So basically, my take on her article is this. The sexual revolution failed. And, though I come from a wildly different mindset, generation, and background from Maureen, I have to agree. Before you get your panties in a bunch, hear me out. Growing up, my wonderful parents taught me that I could do anything. Believing them, I went on to be interested in math, engineering, adventure sports, women's leadership, etc. Along with these wonderful things, I also believed that a woman had just as much right to show her interest in a man, as he did toward her. There in lies the rub. Because it just doesn't work that way. Being as hard headed as I am, it took me entirely too long to learn that.

A man is expected to make passes at a woman, heck numerous women if he's unsuccessful. Even in our "modern" society, if a woman dares to make her intentions clear to one man (whom she might be genuinely interested in), she is deemed any one of a load of nasty things; a slut, desperate, a tease. Persistence is charming in a man, frightening in a woman. Yes I understand that relationships must proceed slowly, but why is it assumed that the woman will always be the "braking" factor?

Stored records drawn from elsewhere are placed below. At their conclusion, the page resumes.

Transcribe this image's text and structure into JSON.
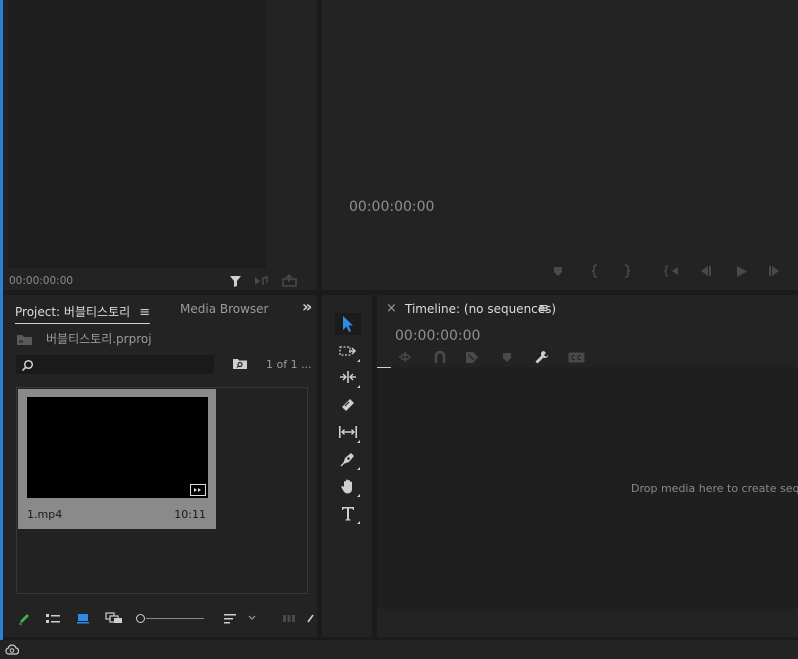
{
  "source_monitor": {
    "timecode": "00:00:00:00"
  },
  "program_monitor": {
    "timecode": "00:00:00:00"
  },
  "project_panel": {
    "tab_label": "Project: 버블티스토리",
    "menu_glyph": "≡",
    "media_browser_tab": "Media Browser",
    "overflow_glyph": "»",
    "project_file": "버블티스토리.prproj",
    "search_placeholder": "",
    "item_count": "1 of 1 ...",
    "clip": {
      "name": "1.mp4",
      "duration": "10:11"
    }
  },
  "timeline_panel": {
    "close_glyph": "×",
    "tab_label": "Timeline: (no sequences)",
    "menu_glyph": "≡",
    "timecode": "00:00:00:00",
    "drop_hint": "Drop media here to create sequence."
  },
  "colors": {
    "accent_blue": "#2d8ceb",
    "panel_bg": "#232323",
    "frame_bg": "#1b1b1b",
    "clip_bg": "#8a8a8a",
    "pencil_green": "#39b54a"
  }
}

And this is not just bitter personal experience that no one wants to hear about, I have had some explosive fights with male friends while defending the name of female friends who just happen to be damned tired of waiting around. "Oh, you just love the thrill of the chase, well I don't give a flying fig, I'm lonely now!" Sorry, I'm feeling a bit vitriolic about the entire debate.

I had been having some of these type of conversations with the Whippersnapper in the last few weeks (before she LEFT FOR THE SEASON!) and it is apparent that despite being 10 years my junior, the issues have not changed. I felt the need to help her fill her social schedule so that she wouldn't have to PLAY hard to get, since she would genuinely BE hard to get. And that is the only solution that I have ever come up with, a maniacally full schedule is sure to put you in high demand. Great, at least we don't have to play games anymore.

Now I need to bring it down here a bit in conclusion. I have a wonderful husband. I am a hair's breadth from receiving a Master's in environmental engineering. I love my life, and there's no place I'd rather be. (Well, maybe New Zealand, but that's beside the point.) I feel that I am a blessedly successful feminist. But less than a decade back in time, I had to learn to be the relationship boundary monitor, and not an active seeker. And I can't deny that THAT disappoints.

And in classic scientific paper style, I must now move into questions of the future. Do I try and spare my children some of the heartbreak that I experienced, and teach them that, yes, a woman must play hard to get? Or to I keep flogging my head against the wall of patriarchy, and try, despite culture, media, and a millennium of history, to pass on the mantra that "a woman can do what ever she wants"?

Hope I haven't harshed on your day. Thanks for stopping by.

Tuesday, November 01, 2005


Hey look at my snazzy new early birthday present shoes. They're RED!